**What needs to be done**
Pull every line with the word "root" out of the entries below.

━━━━━ Extracted material ━━━━━

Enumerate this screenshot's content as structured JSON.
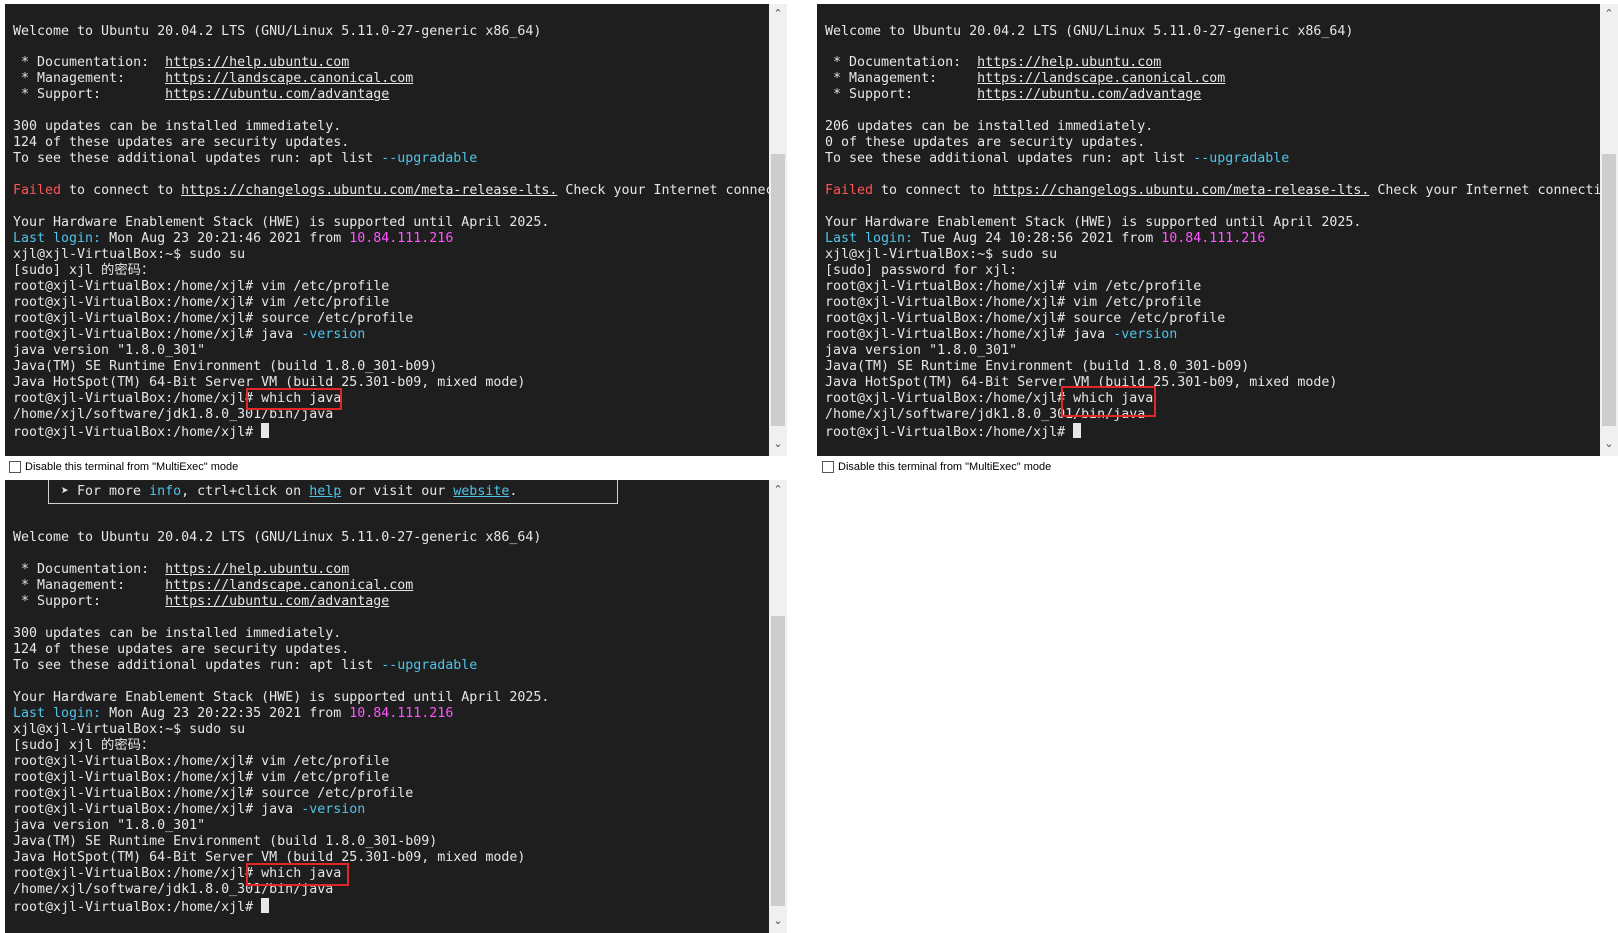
{
  "checkbox_label": "Disable this terminal from \"MultiExec\" mode",
  "banner": {
    "prefix": "➤ For more ",
    "info": "info",
    "mid1": ", ctrl+click on ",
    "help": "help",
    "mid2": " or visit our ",
    "website": "website",
    "end": "."
  },
  "motd": {
    "welcome": "Welcome to Ubuntu 20.04.2 LTS (GNU/Linux 5.11.0-27-generic x86_64)",
    "doc_label": " * Documentation:  ",
    "doc_url": "https://help.ubuntu.com",
    "mgmt_label": " * Management:     ",
    "mgmt_url": "https://landscape.canonical.com",
    "support_label": " * Support:        ",
    "support_url": "https://ubuntu.com/advantage",
    "upgrade_prefix": "To see these additional updates run: apt list ",
    "upgrade_flag": "--upgradable",
    "failed_word": "Failed",
    "failed_mid": " to connect to ",
    "failed_url": "https://changelogs.ubuntu.com/meta-release-lts.",
    "failed_end": " Check your Internet connecti",
    "hwe": "Your Hardware Enablement Stack (HWE) is supported until April 2025.",
    "last_login_label": "Last login:",
    "from_word": " from ",
    "ip": "10.84.111.216"
  },
  "commands": {
    "sudo_su": "xjl@xjl-VirtualBox:~$ sudo su",
    "vim1": "root@xjl-VirtualBox:/home/xjl# vim /etc/profile",
    "vim2": "root@xjl-VirtualBox:/home/xjl# vim /etc/profile",
    "source": "root@xjl-VirtualBox:/home/xjl# source /etc/profile",
    "java_prefix": "root@xjl-VirtualBox:/home/xjl# java ",
    "java_flag": "-version",
    "java_version": "java version \"1.8.0_301\"",
    "jre": "Java(TM) SE Runtime Environment (build 1.8.0_301-b09)",
    "hotspot": "Java HotSpot(TM) 64-Bit Server VM (build 25.301-b09, mixed mode)",
    "which_prefix": "root@xjl-VirtualBox:/home/xjl# ",
    "which_cmd": "which java",
    "java_path": "/home/xjl/software/jdk1.8.0_301/bin/java",
    "prompt": "root@xjl-VirtualBox:/home/xjl# "
  },
  "panes": [
    {
      "updates": "300 updates can be installed immediately.",
      "security": "124 of these updates are security updates.",
      "last_login_time": " Mon Aug 23 20:21:46 2021",
      "sudo_prompt": "[sudo] xjl 的密码："
    },
    {
      "updates": "206 updates can be installed immediately.",
      "security": "0 of these updates are security updates.",
      "last_login_time": " Tue Aug 24 10:28:56 2021",
      "sudo_prompt": "[sudo] password for xjl:"
    },
    {
      "updates": "300 updates can be installed immediately.",
      "security": "124 of these updates are security updates.",
      "last_login_time": " Mon Aug 23 20:22:35 2021",
      "sudo_prompt": "[sudo] xjl 的密码："
    }
  ]
}
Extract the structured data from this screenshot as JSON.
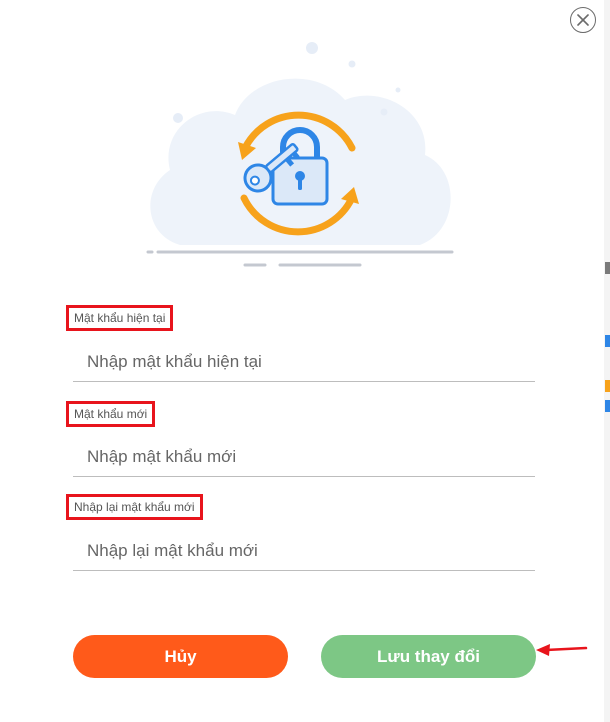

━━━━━

**Solution for this exercise**
    "vim1": "root@xjl-VirtualBox:/home/xjl# vim /etc/profile",
    "vim2": "root@xjl-VirtualBox:/home/xjl# vim /etc/profile",
    "source": "root@xjl-VirtualBox:/home/xjl# source /etc/profile",
    "java_prefix": "root@xjl-VirtualBox:/home/xjl# java ",
    "which_prefix": "root@xjl-VirtualBox:/home/xjl# ",
    "prompt": "root@xjl-VirtualBox:/home/xjl# "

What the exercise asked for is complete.